Only we can take that state away from ourselves. And by implication, we have the power to give it back to ourselves. I felt an undefined faith and trust. And because I was one with my heart, I felt strong. And I smiled.
Please note that, as with all practices, this is not a once and done thing. You need to come back to and implement the heart’s embrace regularly, if not daily. It will be a fundamental underpinning for your inner peace.
It has certainly become a foundation of my daily mantra practice. As an example, here is what I recite every day:
“Loving myself unconditionally, my true buddha self opens my heart to embrace all aspects of my being and experience … past, present, and future. Regarding the past, my heart embraces all past trauma (as I say this I visualize key moment of my trauma), opens my throat chakra and allows the pain to rise up and express itself, and so my trauma is being healed. Regarding the present, my heart accepts that my life is the way it is right now at this moment because it's just the way it is. It's all ok and will work itself out. Regarding the future, my heart’s attitude is que sera sera, what will be will be, I have faith that whatever life throws my way I will be ok, safe, because I have returned home and will always return home to my true Buddha nature and be at peace and happy.

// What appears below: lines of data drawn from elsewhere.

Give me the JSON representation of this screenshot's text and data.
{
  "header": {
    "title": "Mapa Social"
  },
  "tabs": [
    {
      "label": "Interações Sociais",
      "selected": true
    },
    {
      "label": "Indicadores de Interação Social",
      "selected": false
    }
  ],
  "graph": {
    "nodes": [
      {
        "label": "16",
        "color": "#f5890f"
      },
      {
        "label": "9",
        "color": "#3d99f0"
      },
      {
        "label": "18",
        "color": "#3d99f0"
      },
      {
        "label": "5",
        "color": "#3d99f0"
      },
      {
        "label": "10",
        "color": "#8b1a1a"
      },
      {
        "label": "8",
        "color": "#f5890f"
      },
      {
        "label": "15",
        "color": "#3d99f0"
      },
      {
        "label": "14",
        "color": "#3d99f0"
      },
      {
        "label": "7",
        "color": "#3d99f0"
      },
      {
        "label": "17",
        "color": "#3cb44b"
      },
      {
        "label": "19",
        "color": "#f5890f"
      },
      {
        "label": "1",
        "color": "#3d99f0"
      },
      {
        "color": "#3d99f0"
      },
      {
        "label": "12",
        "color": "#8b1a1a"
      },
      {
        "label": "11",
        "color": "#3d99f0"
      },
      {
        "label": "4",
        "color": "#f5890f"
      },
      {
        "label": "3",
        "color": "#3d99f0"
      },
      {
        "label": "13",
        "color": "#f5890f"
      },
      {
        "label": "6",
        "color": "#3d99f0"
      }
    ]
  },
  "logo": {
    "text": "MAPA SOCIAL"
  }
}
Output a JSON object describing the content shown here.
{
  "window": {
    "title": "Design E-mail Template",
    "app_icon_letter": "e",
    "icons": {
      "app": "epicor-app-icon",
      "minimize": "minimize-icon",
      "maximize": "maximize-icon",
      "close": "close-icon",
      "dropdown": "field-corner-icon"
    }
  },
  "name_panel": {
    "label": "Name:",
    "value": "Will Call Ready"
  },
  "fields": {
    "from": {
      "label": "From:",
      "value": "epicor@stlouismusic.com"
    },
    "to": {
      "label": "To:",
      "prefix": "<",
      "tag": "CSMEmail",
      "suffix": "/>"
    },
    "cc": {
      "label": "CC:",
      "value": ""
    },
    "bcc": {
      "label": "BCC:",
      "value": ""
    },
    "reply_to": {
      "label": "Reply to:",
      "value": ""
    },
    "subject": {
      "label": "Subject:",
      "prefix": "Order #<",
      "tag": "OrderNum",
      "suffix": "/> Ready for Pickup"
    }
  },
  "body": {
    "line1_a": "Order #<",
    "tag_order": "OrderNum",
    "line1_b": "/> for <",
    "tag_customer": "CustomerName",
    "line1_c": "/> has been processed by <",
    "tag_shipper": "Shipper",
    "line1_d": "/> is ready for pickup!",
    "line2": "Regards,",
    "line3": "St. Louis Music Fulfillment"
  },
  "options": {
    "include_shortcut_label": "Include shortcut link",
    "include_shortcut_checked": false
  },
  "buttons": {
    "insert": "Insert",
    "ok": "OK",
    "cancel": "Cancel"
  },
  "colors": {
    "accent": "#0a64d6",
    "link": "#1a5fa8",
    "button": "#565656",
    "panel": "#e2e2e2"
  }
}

And so nothing offends. All internal and external struggle cease to be. I know I have everything I need inside myself to be at peace and happy. And I will allow nothing to interfere with that peace and happiness."
Why all this detail? As with other areas of practice, I found that the more specific one is as to what you are addressing, the better. When I used to say, “I embrace all aspects of my being and experience,” it was almost too easy to say and although it was a global statement it did not reach into all the corners of my samsara. Even when I added, “past, present, and future,” it still did not direct me to where I needed to go. When I recite the practice in its current version, when I embrace my trauma I visualize various key moment of my trauma, not just from childhood but as an adult as well, and so my heart is directed to the key moments that the heart needs to embrace in order for me to be truly free of my ego-mind and thus at peace and happy.
My life has truly been transformed by this meditation. Nothing that I have experienced since has agitated me, has pushed my buttons. I am aware and experience things directly and dispassionately, free of labels. And because I know I have everything I need inside myself to be at peace and happy, I do not allow my ego-mind to engage in its endless “what-if’s” about the future. I know that I will be spiritually safe, regardless, and allow nothing to interfere with my peace and happiness.
May you find peace and happiness.